van der Kaaij, M.
With recent technological advances, commanders request the support of artificial intelligence (AI)-enabled systems during mission planning. Future AI systems may test a wide range of courses of action (COAs) and use a simulator to test each COA’s effectiveness in a war game. The COA’s effectiveness is however dependent on the commanders’ intent. The question arises to what degree a machine can understand the commanders’ intent? Currently, the intent has to be programmed manually, costing valuable time. Therefore, we tested whether a tool can understand a freely written intent so that a commander can work with an AI system with minimal effort. The work consisted of letting a tool understand the language and grammar of the commander to find relevant information in the intent; creating a (visual) representation of the intent to the commander (back brief); and creating an intent-based computable measure of effectiveness. We proposed a novel quantitative evaluation metric for understanding the commanders’ intent and tested the results qualitatively with platoon commanders of the 11th Airmobile Brigade. They were positively surprised with the level of understanding and appreciated the validation feedback. The computable measure of effectiveness is the first step toward bridging the gap between the command intent and machine learning for military mission planning.
To reference this document use:
Course of action development
Natural language processing

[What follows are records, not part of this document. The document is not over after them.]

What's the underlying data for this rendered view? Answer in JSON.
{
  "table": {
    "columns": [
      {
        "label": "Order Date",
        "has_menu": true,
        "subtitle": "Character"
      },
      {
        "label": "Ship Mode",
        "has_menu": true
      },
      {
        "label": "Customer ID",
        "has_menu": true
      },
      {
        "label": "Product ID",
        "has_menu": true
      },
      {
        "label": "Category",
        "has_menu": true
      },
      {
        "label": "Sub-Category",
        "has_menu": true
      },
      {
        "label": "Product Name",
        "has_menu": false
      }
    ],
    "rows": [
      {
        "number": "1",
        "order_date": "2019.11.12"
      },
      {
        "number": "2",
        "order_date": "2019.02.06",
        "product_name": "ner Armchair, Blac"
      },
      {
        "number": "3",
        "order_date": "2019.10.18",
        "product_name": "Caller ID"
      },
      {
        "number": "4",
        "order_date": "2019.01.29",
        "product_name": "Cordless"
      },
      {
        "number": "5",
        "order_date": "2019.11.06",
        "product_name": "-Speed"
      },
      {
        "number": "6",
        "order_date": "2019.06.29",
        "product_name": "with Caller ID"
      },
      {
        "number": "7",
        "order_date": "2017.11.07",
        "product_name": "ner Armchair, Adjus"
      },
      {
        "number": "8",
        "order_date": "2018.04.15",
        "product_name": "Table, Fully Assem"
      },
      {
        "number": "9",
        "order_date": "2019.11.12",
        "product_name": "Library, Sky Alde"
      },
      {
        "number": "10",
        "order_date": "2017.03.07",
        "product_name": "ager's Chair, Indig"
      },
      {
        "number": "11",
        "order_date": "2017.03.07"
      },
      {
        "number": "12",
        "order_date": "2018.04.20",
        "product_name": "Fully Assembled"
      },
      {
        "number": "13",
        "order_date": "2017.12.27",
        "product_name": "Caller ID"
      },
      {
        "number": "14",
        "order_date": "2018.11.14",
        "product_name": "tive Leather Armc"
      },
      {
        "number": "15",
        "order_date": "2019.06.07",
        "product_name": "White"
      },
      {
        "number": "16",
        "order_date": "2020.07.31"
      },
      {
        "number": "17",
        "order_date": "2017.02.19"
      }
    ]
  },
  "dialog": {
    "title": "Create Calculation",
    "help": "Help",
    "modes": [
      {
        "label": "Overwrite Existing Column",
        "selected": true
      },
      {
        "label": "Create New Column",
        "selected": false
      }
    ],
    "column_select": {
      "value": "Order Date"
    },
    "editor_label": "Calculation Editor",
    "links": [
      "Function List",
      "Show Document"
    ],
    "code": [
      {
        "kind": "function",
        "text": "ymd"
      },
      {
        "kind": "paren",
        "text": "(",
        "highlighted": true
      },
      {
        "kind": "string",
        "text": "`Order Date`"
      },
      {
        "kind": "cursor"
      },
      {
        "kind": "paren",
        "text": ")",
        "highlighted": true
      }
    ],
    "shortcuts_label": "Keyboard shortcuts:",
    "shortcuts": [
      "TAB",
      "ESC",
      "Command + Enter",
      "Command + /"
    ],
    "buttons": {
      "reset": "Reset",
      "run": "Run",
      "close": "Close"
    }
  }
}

Measure of effectiveness,
Journal of Defense Modeling and Simulation: Applications, Methodology, Technology, 1-18